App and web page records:
==================================================

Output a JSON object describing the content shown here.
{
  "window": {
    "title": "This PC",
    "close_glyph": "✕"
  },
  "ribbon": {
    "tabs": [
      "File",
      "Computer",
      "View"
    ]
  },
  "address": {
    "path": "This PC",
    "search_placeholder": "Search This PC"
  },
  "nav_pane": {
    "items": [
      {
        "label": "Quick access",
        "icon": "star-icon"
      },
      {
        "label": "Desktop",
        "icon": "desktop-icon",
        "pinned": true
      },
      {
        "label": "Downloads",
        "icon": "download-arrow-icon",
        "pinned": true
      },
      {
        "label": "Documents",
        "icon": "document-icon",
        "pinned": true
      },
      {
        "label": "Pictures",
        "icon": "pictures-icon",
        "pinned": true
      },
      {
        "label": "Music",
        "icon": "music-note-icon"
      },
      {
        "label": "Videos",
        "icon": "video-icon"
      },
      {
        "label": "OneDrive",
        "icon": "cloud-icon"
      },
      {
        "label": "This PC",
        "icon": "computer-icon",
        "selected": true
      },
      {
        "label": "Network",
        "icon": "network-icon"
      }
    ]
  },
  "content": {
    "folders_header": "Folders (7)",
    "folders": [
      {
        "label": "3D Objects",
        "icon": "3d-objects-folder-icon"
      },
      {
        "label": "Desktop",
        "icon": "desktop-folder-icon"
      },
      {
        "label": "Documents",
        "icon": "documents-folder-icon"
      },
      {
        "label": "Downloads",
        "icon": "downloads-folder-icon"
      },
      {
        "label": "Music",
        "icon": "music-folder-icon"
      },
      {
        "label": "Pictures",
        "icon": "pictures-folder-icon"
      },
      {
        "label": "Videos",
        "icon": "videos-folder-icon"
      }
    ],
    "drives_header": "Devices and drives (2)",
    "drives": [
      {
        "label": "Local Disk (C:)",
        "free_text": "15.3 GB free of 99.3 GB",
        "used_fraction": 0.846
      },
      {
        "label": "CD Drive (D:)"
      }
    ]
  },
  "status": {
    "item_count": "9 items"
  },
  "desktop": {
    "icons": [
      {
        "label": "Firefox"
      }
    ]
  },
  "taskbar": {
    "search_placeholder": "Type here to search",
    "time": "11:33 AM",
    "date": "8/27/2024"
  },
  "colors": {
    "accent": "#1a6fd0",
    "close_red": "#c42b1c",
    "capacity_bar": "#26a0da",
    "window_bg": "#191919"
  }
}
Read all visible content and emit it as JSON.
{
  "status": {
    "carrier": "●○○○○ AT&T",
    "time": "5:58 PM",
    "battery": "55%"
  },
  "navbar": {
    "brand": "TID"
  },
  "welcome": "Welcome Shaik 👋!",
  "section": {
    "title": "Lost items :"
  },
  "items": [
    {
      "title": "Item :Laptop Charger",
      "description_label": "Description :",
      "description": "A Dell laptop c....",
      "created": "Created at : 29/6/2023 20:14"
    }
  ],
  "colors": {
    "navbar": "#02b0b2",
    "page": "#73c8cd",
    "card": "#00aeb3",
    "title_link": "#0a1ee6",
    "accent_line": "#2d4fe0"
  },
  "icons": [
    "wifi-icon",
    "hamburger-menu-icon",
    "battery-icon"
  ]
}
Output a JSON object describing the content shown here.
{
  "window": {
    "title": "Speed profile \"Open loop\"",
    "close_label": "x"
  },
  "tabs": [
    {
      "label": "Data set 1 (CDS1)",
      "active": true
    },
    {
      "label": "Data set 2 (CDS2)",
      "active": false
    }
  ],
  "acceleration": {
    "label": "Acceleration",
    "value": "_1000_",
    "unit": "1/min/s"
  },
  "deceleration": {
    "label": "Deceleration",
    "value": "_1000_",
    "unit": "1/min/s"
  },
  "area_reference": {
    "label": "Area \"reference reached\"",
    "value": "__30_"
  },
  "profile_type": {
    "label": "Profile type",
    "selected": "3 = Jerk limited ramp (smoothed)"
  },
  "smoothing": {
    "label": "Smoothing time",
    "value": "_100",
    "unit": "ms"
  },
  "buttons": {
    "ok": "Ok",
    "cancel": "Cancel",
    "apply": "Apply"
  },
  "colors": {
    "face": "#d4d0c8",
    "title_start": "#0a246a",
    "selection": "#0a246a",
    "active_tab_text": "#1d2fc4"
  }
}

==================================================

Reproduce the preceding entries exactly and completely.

» **Worked solution**
Output a JSON object describing the content shown here.
{
  "window": {
    "title": "This PC",
    "close_glyph": "✕"
  },
  "ribbon": {
    "tabs": [
      "File",
      "Computer",
      "View"
    ]
  },
  "address": {
    "path": "This PC",
    "search_placeholder": "Search This PC"
  },
  "nav_pane": {
    "items": [
      {
        "label": "Quick access",
        "icon": "star-icon"
      },
      {
        "label": "Desktop",
        "icon": "desktop-icon",
        "pinned": true
      },
      {
        "label": "Downloads",
        "icon": "download-arrow-icon",
        "pinned": true
      },
      {
        "label": "Documents",
        "icon": "document-icon",
        "pinned": true
      },
      {
        "label": "Pictures",
        "icon": "pictures-icon",
        "pinned": true
      },
      {
        "label": "Music",
        "icon": "music-note-icon"
      },
      {
        "label": "Videos",
        "icon": "video-icon"
      },
      {
        "label": "OneDrive",
        "icon": "cloud-icon"
      },
      {
        "label": "This PC",
        "icon": "computer-icon",
        "selected": true
      },
      {
        "label": "Network",
        "icon": "network-icon"
      }
    ]
  },
  "content": {
    "folders_header": "Folders (7)",
    "folders": [
      {
        "label": "3D Objects",
        "icon": "3d-objects-folder-icon"
      },
      {
        "label": "Desktop",
        "icon": "desktop-folder-icon"
      },
      {
        "label": "Documents",
        "icon": "documents-folder-icon"
      },
      {
        "label": "Downloads",
        "icon": "downloads-folder-icon"
      },
      {
        "label": "Music",
        "icon": "music-folder-icon"
      },
      {
        "label": "Pictures",
        "icon": "pictures-folder-icon"
      },
      {
        "label": "Videos",
        "icon": "videos-folder-icon"
      }
    ],
    "drives_header": "Devices and drives (2)",
    "drives": [
      {
        "label": "Local Disk (C:)",
        "free_text": "15.3 GB free of 99.3 GB",
        "used_fraction": 0.846
      },
      {
        "label": "CD Drive (D:)"
      }
    ]
  },
  "status": {
    "item_count": "9 items"
  },
  "desktop": {
    "icons": [
      {
        "label": "Firefox"
      }
    ]
  },
  "taskbar": {
    "search_placeholder": "Type here to search",
    "time": "11:33 AM",
    "date": "8/27/2024"
  },
  "colors": {
    "accent": "#1a6fd0",
    "close_red": "#c42b1c",
    "capacity_bar": "#26a0da",
    "window_bg": "#191919"
  }
}
Read all visible content and emit it as JSON.
{
  "status": {
    "carrier": "●○○○○ AT&T",
    "time": "5:58 PM",
    "battery": "55%"
  },
  "navbar": {
    "brand": "TID"
  },
  "welcome": "Welcome Shaik 👋!",
  "section": {
    "title": "Lost items :"
  },
  "items": [
    {
      "title": "Item :Laptop Charger",
      "description_label": "Description :",
      "description": "A Dell laptop c....",
      "created": "Created at : 29/6/2023 20:14"
    }
  ],
  "colors": {
    "navbar": "#02b0b2",
    "page": "#73c8cd",
    "card": "#00aeb3",
    "title_link": "#0a1ee6",
    "accent_line": "#2d4fe0"
  },
  "icons": [
    "wifi-icon",
    "hamburger-menu-icon",
    "battery-icon"
  ]
}
Output a JSON object describing the content shown here.
{
  "window": {
    "title": "Speed profile \"Open loop\"",
    "close_label": "x"
  },
  "tabs": [
    {
      "label": "Data set 1 (CDS1)",
      "active": true
    },
    {
      "label": "Data set 2 (CDS2)",
      "active": false
    }
  ],
  "acceleration": {
    "label": "Acceleration",
    "value": "_1000_",
    "unit": "1/min/s"
  },
  "deceleration": {
    "label": "Deceleration",
    "value": "_1000_",
    "unit": "1/min/s"
  },
  "area_reference": {
    "label": "Area \"reference reached\"",
    "value": "__30_"
  },
  "profile_type": {
    "label": "Profile type",
    "selected": "3 = Jerk limited ramp (smoothed)"
  },
  "smoothing": {
    "label": "Smoothing time",
    "value": "_100",
    "unit": "ms"
  },
  "buttons": {
    "ok": "Ok",
    "cancel": "Cancel",
    "apply": "Apply"
  },
  "colors": {
    "face": "#d4d0c8",
    "title_start": "#0a246a",
    "selection": "#0a246a",
    "active_tab_text": "#1d2fc4"
  }
}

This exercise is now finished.